Then we can stop worrying about the overall bias of a particular news organization, and consider the individual point-of-view of each reporter or contributor (kind of like the people in our “small town”).

There’s evidence this is at least a nascent trend in some of the research we saw at the conference. According to this year’s Reuters Institute Digital News Report, while only 20% of the global internet audience uses Twitter, about half of the people who do, access news on Twitter. That’s a far higher ratio than any other social media or messaging app except for Facebook (which has far greater market share). Moreover, Twitter seems cognizant of this opportunity and is actively chasing it, with products such as Twitter Moments: which is still kind of indiscriminate editorially, but with some focus could be killer (and still keep all the lucrative cute stuff!)

We also found a presentation by Korean social interaction giant Kakao to be vitally important. Believe it or not, the Korean public has even less trust in mainstream media than Americans. In fact, it’s the lowest in the world (tied with Greece). So Kakao actively encourages people to follow their favorite reporters, not publications. It even crowd-funds news stories. A Journalist will pitch a story (or respond to a pitch from a user), and then will collect funds for it, and when they’ve got enough, will go out and do the story. Or some do blanket monthly subscriptions (which are almost always “pay what you want”). That way reporters don’t have to work “for” anybody. This is mostly for investigative work, but we could see this model applying to breaking news as well, where a particular reporter could be funded for a daily “beat” report vs. a single-subject deep dive.

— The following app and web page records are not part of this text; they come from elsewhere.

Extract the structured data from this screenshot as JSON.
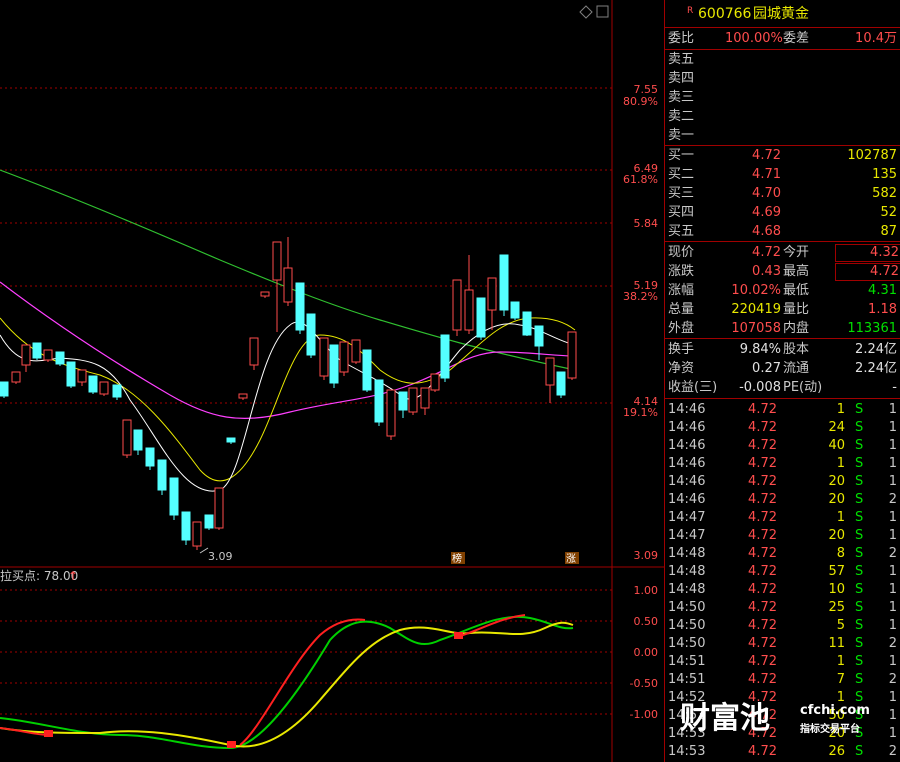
{
  "header": {
    "marker": "R",
    "code": "600766",
    "name": "园城黄金"
  },
  "ratio": {
    "wb_label": "委比",
    "wb_value": "100.00%",
    "wc_label": "委差",
    "wc_value": "10.4万"
  },
  "sell": [
    {
      "label": "卖五"
    },
    {
      "label": "卖四"
    },
    {
      "label": "卖三"
    },
    {
      "label": "卖二"
    },
    {
      "label": "卖一"
    }
  ],
  "buy": [
    {
      "label": "买一",
      "price": "4.72",
      "vol": "102787"
    },
    {
      "label": "买二",
      "price": "4.71",
      "vol": "135"
    },
    {
      "label": "买三",
      "price": "4.70",
      "vol": "582"
    },
    {
      "label": "买四",
      "price": "4.69",
      "vol": "52"
    },
    {
      "label": "买五",
      "price": "4.68",
      "vol": "87"
    }
  ],
  "quote": [
    {
      "l1": "现价",
      "v1": "4.72",
      "l2": "今开",
      "v2": "4.32"
    },
    {
      "l1": "涨跌",
      "v1": "0.43",
      "l2": "最高",
      "v2": "4.72"
    },
    {
      "l1": "涨幅",
      "v1": "10.02%",
      "l2": "最低",
      "v2": "4.31"
    },
    {
      "l1": "总量",
      "v1": "220419",
      "l2": "量比",
      "v2": "1.18"
    },
    {
      "l1": "外盘",
      "v1": "107058",
      "l2": "内盘",
      "v2": "113361"
    }
  ],
  "stats": [
    {
      "l1": "换手",
      "v1": "9.84%",
      "l2": "股本",
      "v2": "2.24亿"
    },
    {
      "l1": "净资",
      "v1": "0.27",
      "l2": "流通",
      "v2": "2.24亿"
    },
    {
      "l1": "收益(三)",
      "v1": "-0.008",
      "l2": "PE(动)",
      "v2": "-"
    }
  ],
  "trades": [
    {
      "t": "14:46",
      "p": "4.72",
      "v": "1",
      "s": "S",
      "n": "1"
    },
    {
      "t": "14:46",
      "p": "4.72",
      "v": "24",
      "s": "S",
      "n": "1"
    },
    {
      "t": "14:46",
      "p": "4.72",
      "v": "40",
      "s": "S",
      "n": "1"
    },
    {
      "t": "14:46",
      "p": "4.72",
      "v": "1",
      "s": "S",
      "n": "1"
    },
    {
      "t": "14:46",
      "p": "4.72",
      "v": "20",
      "s": "S",
      "n": "1"
    },
    {
      "t": "14:46",
      "p": "4.72",
      "v": "20",
      "s": "S",
      "n": "2"
    },
    {
      "t": "14:47",
      "p": "4.72",
      "v": "1",
      "s": "S",
      "n": "1"
    },
    {
      "t": "14:47",
      "p": "4.72",
      "v": "20",
      "s": "S",
      "n": "1"
    },
    {
      "t": "14:48",
      "p": "4.72",
      "v": "8",
      "s": "S",
      "n": "2"
    },
    {
      "t": "14:48",
      "p": "4.72",
      "v": "57",
      "s": "S",
      "n": "1"
    },
    {
      "t": "14:48",
      "p": "4.72",
      "v": "10",
      "s": "S",
      "n": "1"
    },
    {
      "t": "14:50",
      "p": "4.72",
      "v": "25",
      "s": "S",
      "n": "1"
    },
    {
      "t": "14:50",
      "p": "4.72",
      "v": "5",
      "s": "S",
      "n": "1"
    },
    {
      "t": "14:50",
      "p": "4.72",
      "v": "11",
      "s": "S",
      "n": "2"
    },
    {
      "t": "14:51",
      "p": "4.72",
      "v": "1",
      "s": "S",
      "n": "1"
    },
    {
      "t": "14:51",
      "p": "4.72",
      "v": "7",
      "s": "S",
      "n": "2"
    },
    {
      "t": "14:52",
      "p": "4.72",
      "v": "1",
      "s": "S",
      "n": "1"
    },
    {
      "t": "14:53",
      "p": "4.72",
      "v": "50",
      "s": "S",
      "n": "1"
    },
    {
      "t": "14:53",
      "p": "4.72",
      "v": "20",
      "s": "S",
      "n": "1"
    },
    {
      "t": "14:53",
      "p": "4.72",
      "v": "26",
      "s": "S",
      "n": "2"
    }
  ],
  "price_axis": [
    {
      "price": "7.55",
      "pct": "80.9%"
    },
    {
      "price": "6.49",
      "pct": "61.8%"
    },
    {
      "price": "5.84",
      "pct": ""
    },
    {
      "price": "5.19",
      "pct": "38.2%"
    },
    {
      "price": "4.14",
      "pct": "19.1%"
    },
    {
      "price": "3.09",
      "pct": ""
    }
  ],
  "osc_axis": [
    "1.00",
    "0.50",
    "0.00",
    "-0.50",
    "-1.00"
  ],
  "low_marker": "3.09",
  "flag_bang": "榜",
  "flag_zhang": "涨",
  "indicator_label": "拉买点: 78.00",
  "indicator_arrow": "↑",
  "watermark": {
    "brand": "财富池",
    "site": "cfchi.com",
    "slogan": "指标交易平台"
  },
  "colors": {
    "up": "#ff4d4d",
    "down": "#54ffff",
    "ma_white": "#ffffff",
    "ma_yellow": "#e8e800",
    "ma_magenta": "#ff40ff",
    "ma_green": "#30c030",
    "grid": "#a00000"
  }
}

We believe a lot of audience in the U.S., especially younger users, would be open to this type of approach (although perhaps not yet as broadly). We interact with millennials on a daily basis and they are always looking for influencers in all areas, and want to get as close to them as possible (that’s part of why podcasts are so popular: it’s a big step more intimate than print). In some ways this is a very old-fashioned compulsion: it’s the same reason their grandparents tuned in to Walter Cronkite. But it’s more: they want intimacy but also star power. In this case: “J-Stars.”



Now For Some Headlines

Trump declares North Korea a “state sponsor of terrorism”. As a practical matter this doesn’t mean very much. However it does open the possibility the U.S. could start cracking down on international businesses that interact with North Korea, for instance Chinese banks in the U.S. Although that would almost certainly lead to retaliatory measures by China. At the same time, South Korea’s spy agency said today it has evidence North Korea recently conducted a type of audit of a top military agency, resulting in two   leaders being “punished”.

• The Trump Administration is ending temporary residency status for 60,000 people from Haiti living in the U.S. since the 2010 earthquake there. They’ll have 18 months to leave the country. This despite appeals from lawmakers in Florida, including Republican Senator Marco Rubio, to allow them to remain. A majority are in that state. The New York Times speculates many may try to arrange a move to French speaking parts of Canada.

Finally a (somewhat) clear (or at least less blurry) picture of exactly what happened between Rand Paul and his neighbor, courtesy of GQ. Short version: they’re both jerks.

And Trump still silent on Roy Moore. Remember, when first asked about the Senate candidate from Alabama who’s been accused of making sexual advances toward a 14-year old girl when he was in his 30s, Trump used the excuse “I’m in Asia” and therefore hadn’t heard much about it. But now he’s been back for a week; still hasn’t said anything. And his people’s talking points are softening: there’s a good story on this from The Daily Beast.

This worries us a little: Trump’s a very good reader of public sentiment. Maybe he’s assessed that with still 3 weeks to go before the special election, this could blow over, like “Access Hollywood” did. And if it doesn’t he can still say he never supported Moore. As we’ve been saying, the one thing that would put the nail in Moore’s coffin is a photo of a thirtysomething Moore making time with a teenage girl.